The teenager's father, Tracy Martin, spoke at a Miami vigil. "I will continue to fight for Trayvon until the day I die," he said.
Sharpton, whose National Action Network organized the rallies, said, "God chose this family to make a statement."
The vigils came a day after President Barack Obama, 51, lamented that "Trayvon Martin could have been me 35 years ago."
Zimmerman shot Martin dead Feb. 26, 2012, during a confrontation in a Sanford, Fla., gated community where neighbors had complained of burglaries. Zimmerman had been following Martin and reported to police dispatchers that he was acting suspiciously. In fact, Martin was not a criminal but had gone out for Skittles and iced tea.
Zimmerman has denied that he targeted Martin because of his race and said he was physically attacked by the teen before he shot him. Jurors sided with the defense. Martin's mother said they were wrong.
"George Zimmerman started the fight," she said, "and George Zimmerman ended the fight."
The vigil in Manhattan, under scorching heat, attracted a who's-who of New York political candidates. Former Gov. Eliot Spitzer, who is running for city comptroller, stopped by a pre-protest rally at Sharpton's headquarters in Harlem.
"Justice here was denied," Spitzer said. "An innocent young man was shot and killed and that is a tragedy."
The U.S. Justice Department is investigating the case and has not said publicly how it would decide.
Gloria Crawford, 69, of Brooklyn's Bedford-Stuyvesant neighborhood, carried a sign on which she had blacked out "NOT" from a tabloid newspaper headline reporting that Zimmerman had been found "NOT GUILTY."

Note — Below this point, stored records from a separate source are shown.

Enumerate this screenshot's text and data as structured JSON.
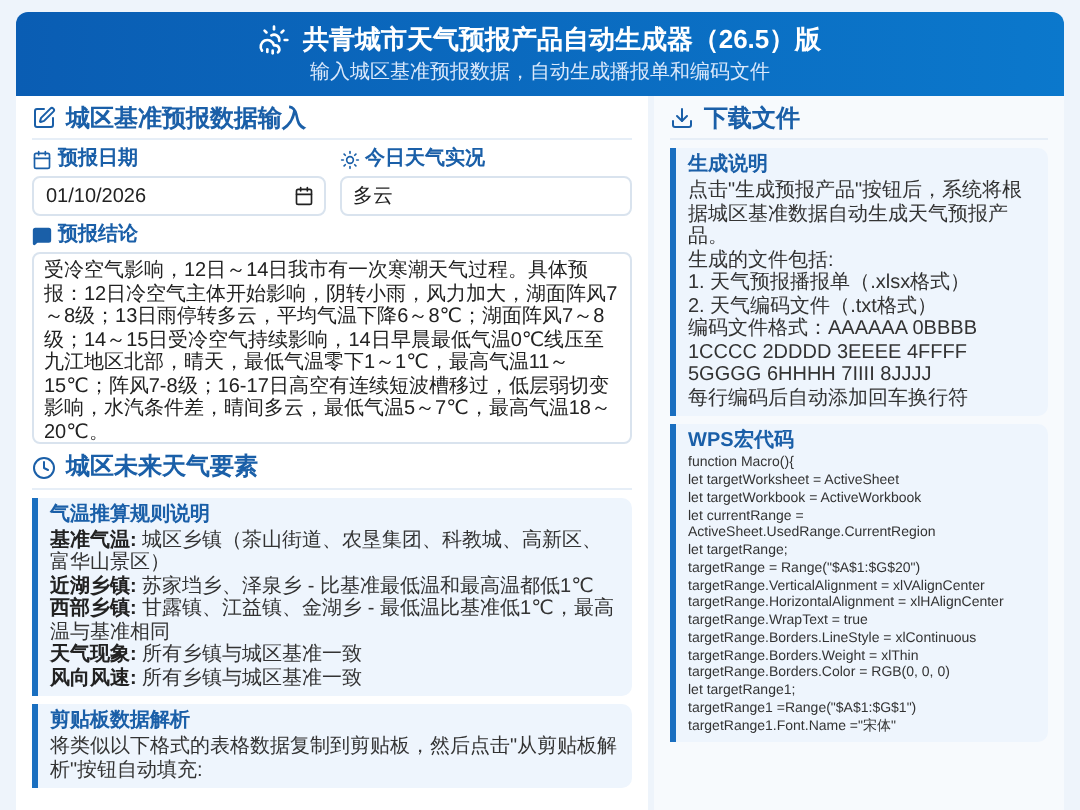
{
  "header": {
    "title": "共青城市天气预报产品自动生成器（26.5）版",
    "subtitle": "输入城区基准预报数据，自动生成播报单和编码文件"
  },
  "input_section": {
    "title": "城区基准预报数据输入",
    "fields": [
      {
        "kind": "date",
        "label": "预报日期",
        "value": "01/10/2026"
      },
      {
        "kind": "text",
        "label": "今日天气实况",
        "value": "多云"
      }
    ],
    "conclusion": {
      "label": "预报结论",
      "value": "受冷空气影响，12日～14日我市有一次寒潮天气过程。具体预报：12日冷空气主体开始影响，阴转小雨，风力加大，湖面阵风7～8级；13日雨停转多云，平均气温下降6～8℃；湖面阵风7～8级；14～15日受冷空气持续影响，14日早晨最低气温0℃线压至九江地区北部，晴天，最低气温零下1～1℃，最高气温11～15℃；阵风7-8级；16-17日高空有连续短波槽移过，低层弱切变影响，水汽条件差，晴间多云，最低气温5～7℃，最高气温18～20℃。"
    }
  },
  "elements_section": {
    "title": "城区未来天气要素",
    "rules": {
      "title": "气温推算规则说明",
      "lines": [
        {
          "term": "基准气温:",
          "text": "城区乡镇（茶山街道、农垦集团、科教城、高新区、富华山景区）"
        },
        {
          "term": "近湖乡镇:",
          "text": "苏家垱乡、泽泉乡 - 比基准最低温和最高温都低1℃"
        },
        {
          "term": "西部乡镇:",
          "text": "甘露镇、江益镇、金湖乡 - 最低温比基准低1℃，最高温与基准相同"
        },
        {
          "term": "天气现象:",
          "text": "所有乡镇与城区基准一致"
        },
        {
          "term": "风向风速:",
          "text": "所有乡镇与城区基准一致"
        }
      ]
    },
    "clipboard": {
      "title": "剪贴板数据解析",
      "text": "将类似以下格式的表格数据复制到剪贴板，然后点击\"从剪贴板解析\"按钮自动填充:"
    }
  },
  "download_section": {
    "title": "下载文件",
    "notes": {
      "title": "生成说明",
      "lines": [
        "点击\"生成预报产品\"按钮后，系统将根据城区基准数据自动生成天气预报产品。",
        "生成的文件包括:",
        "1. 天气预报播报单（.xlsx格式）",
        "2. 天气编码文件（.txt格式）",
        "编码文件格式：AAAAAA 0BBBB 1CCCC 2DDDD 3EEEE 4FFFF 5GGGG 6HHHH 7IIII 8JJJJ",
        "每行编码后自动添加回车换行符"
      ]
    },
    "macro": {
      "title": "WPS宏代码",
      "lines": [
        "function Macro(){",
        "let targetWorksheet = ActiveSheet",
        "let targetWorkbook = ActiveWorkbook",
        "let currentRange = ActiveSheet.UsedRange.CurrentRegion",
        "let targetRange;",
        "targetRange = Range(\"$A$1:$G$20\")",
        "targetRange.VerticalAlignment = xlVAlignCenter",
        "targetRange.HorizontalAlignment = xlHAlignCenter",
        "targetRange.WrapText = true",
        "targetRange.Borders.LineStyle = xlContinuous",
        "targetRange.Borders.Weight = xlThin",
        "targetRange.Borders.Color = RGB(0, 0, 0)",
        "let targetRange1;",
        "targetRange1 =Range(\"$A$1:$G$1\")",
        "targetRange1.Font.Name =\"宋体\""
      ]
    }
  }
}
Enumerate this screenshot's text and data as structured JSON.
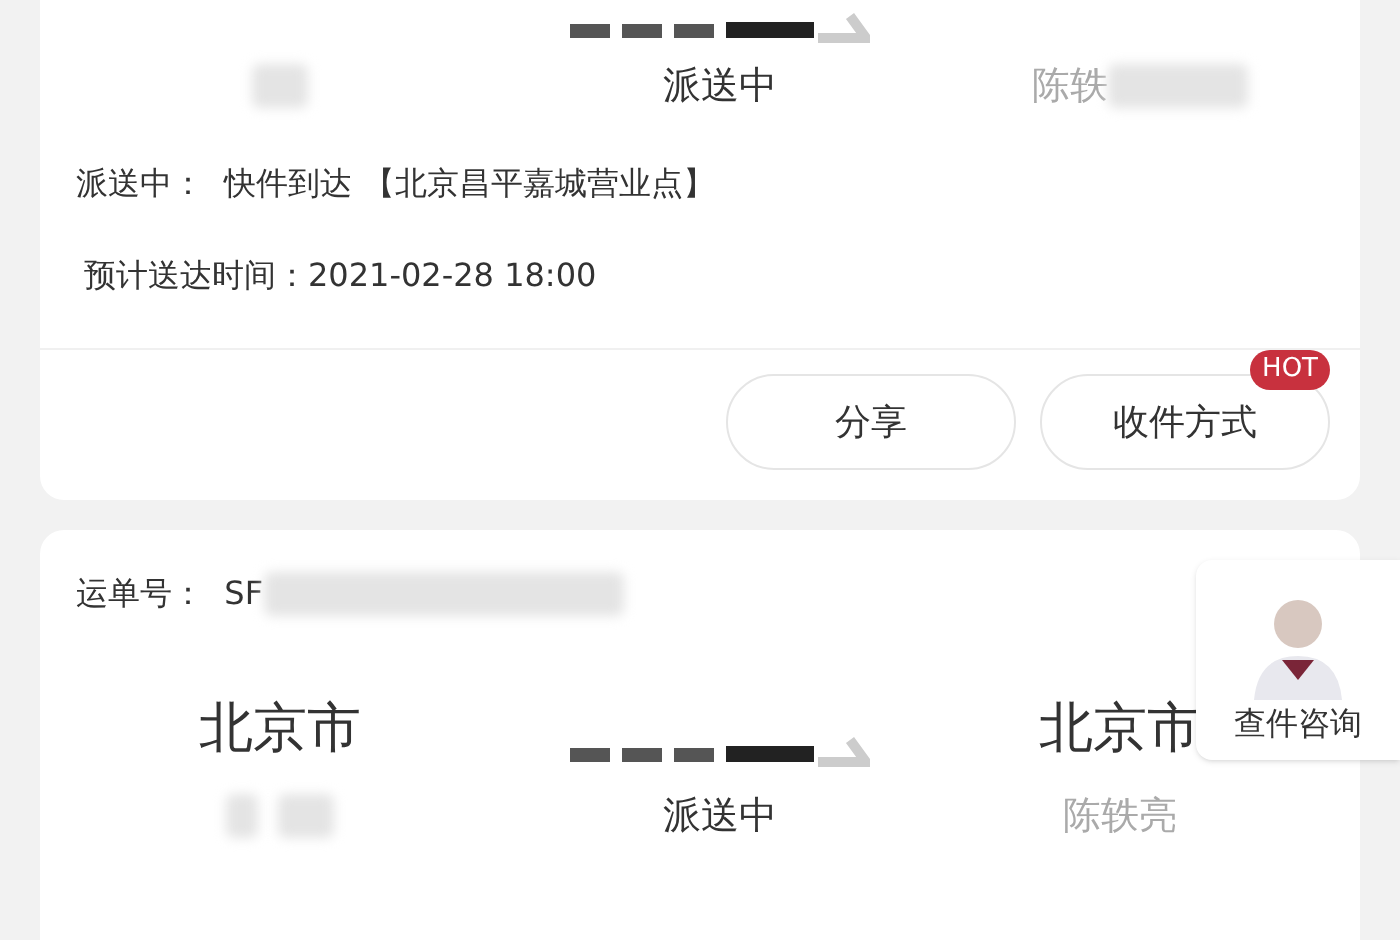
{
  "cards": [
    {
      "status": "派送中",
      "receiver": "陈轶",
      "event": "派送中：  快件到达 【北京昌平嘉城营业点】",
      "eta": "预计送达时间：2021-02-28 18:00",
      "buttons": [
        {
          "label": "分享"
        },
        {
          "label": "收件方式",
          "badge": "HOT"
        }
      ]
    },
    {
      "waybill": "运单号：  SF",
      "origin": "北京市",
      "destination": "北京市",
      "status": "派送中",
      "receiver": "陈轶亮"
    }
  ],
  "consult": {
    "label": "查件咨询"
  }
}
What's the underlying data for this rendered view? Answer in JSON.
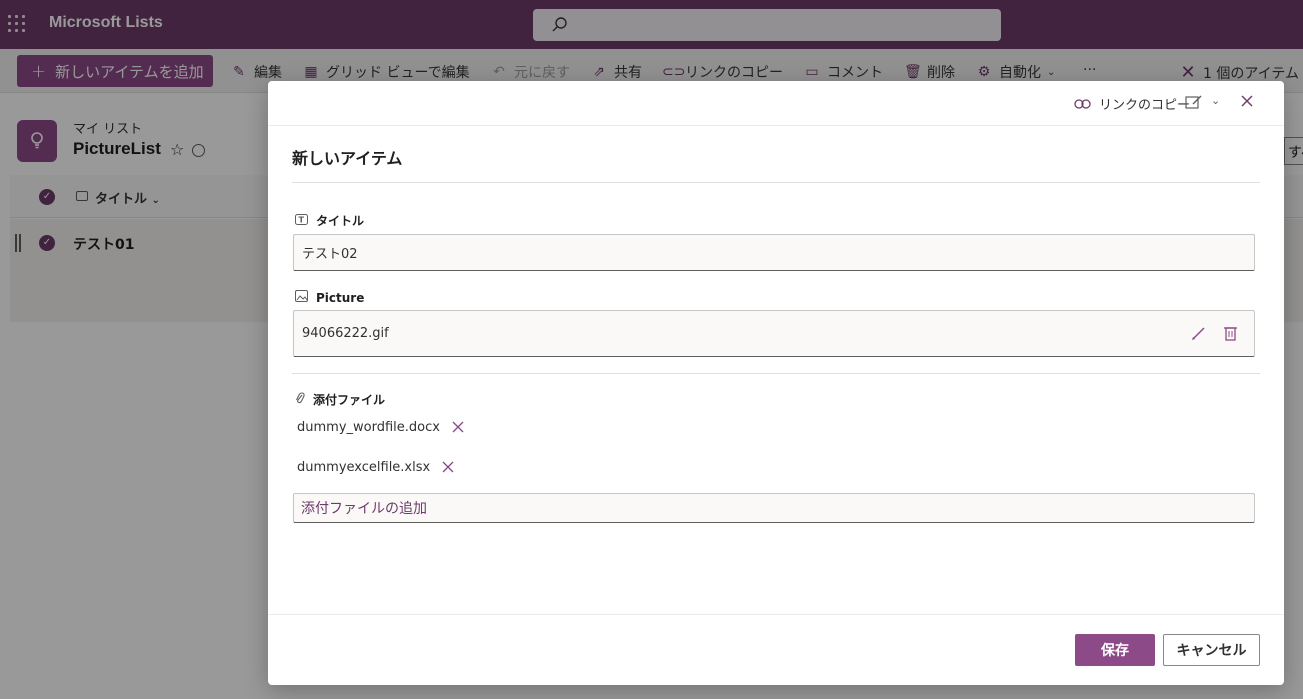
{
  "app": {
    "title": "Microsoft Lists",
    "accent": "#6d3a6a",
    "button_color": "#8c4a89"
  },
  "commandbar": {
    "new_item": "新しいアイテムを追加",
    "edit": "編集",
    "grid_edit": "グリッド ビューで編集",
    "undo": "元に戻す",
    "share": "共有",
    "copy_link": "リンクのコピー",
    "comment": "コメント",
    "delete": "削除",
    "automate": "自動化",
    "more": "···",
    "selection": "1 個のアイテム"
  },
  "list": {
    "breadcrumb": "マイ リスト",
    "name": "PictureList",
    "column_title": "タイトル",
    "rows": [
      {
        "title": "テスト01"
      }
    ],
    "right_fragment": "すべての"
  },
  "dialog": {
    "copy_link": "リンクのコピー",
    "title": "新しいアイテム",
    "fields": {
      "title_label": "タイトル",
      "title_value": "テスト02",
      "picture_label": "Picture",
      "picture_value": "94066222.gif",
      "attachments_label": "添付ファイル"
    },
    "attachments": [
      {
        "name": "dummy_wordfile.docx"
      },
      {
        "name": "dummyexcelfile.xlsx"
      }
    ],
    "add_attachment": "添付ファイルの追加",
    "save": "保存",
    "cancel": "キャンセル"
  }
}
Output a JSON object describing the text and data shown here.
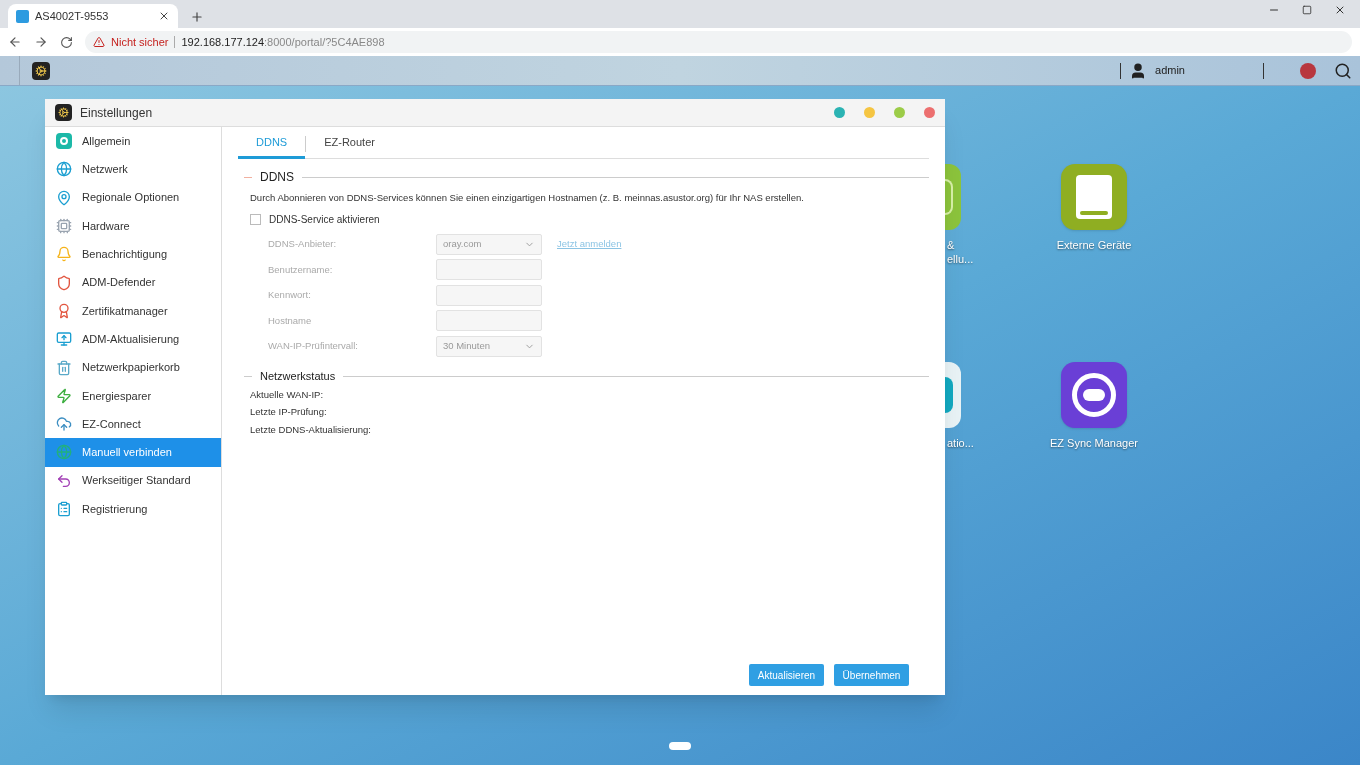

"I believe that Trayvon didn't get any justice, and I'm going to advocate for justice," the retired secretary said.
With Ted Phillips, Aisha Al-Muslim and AP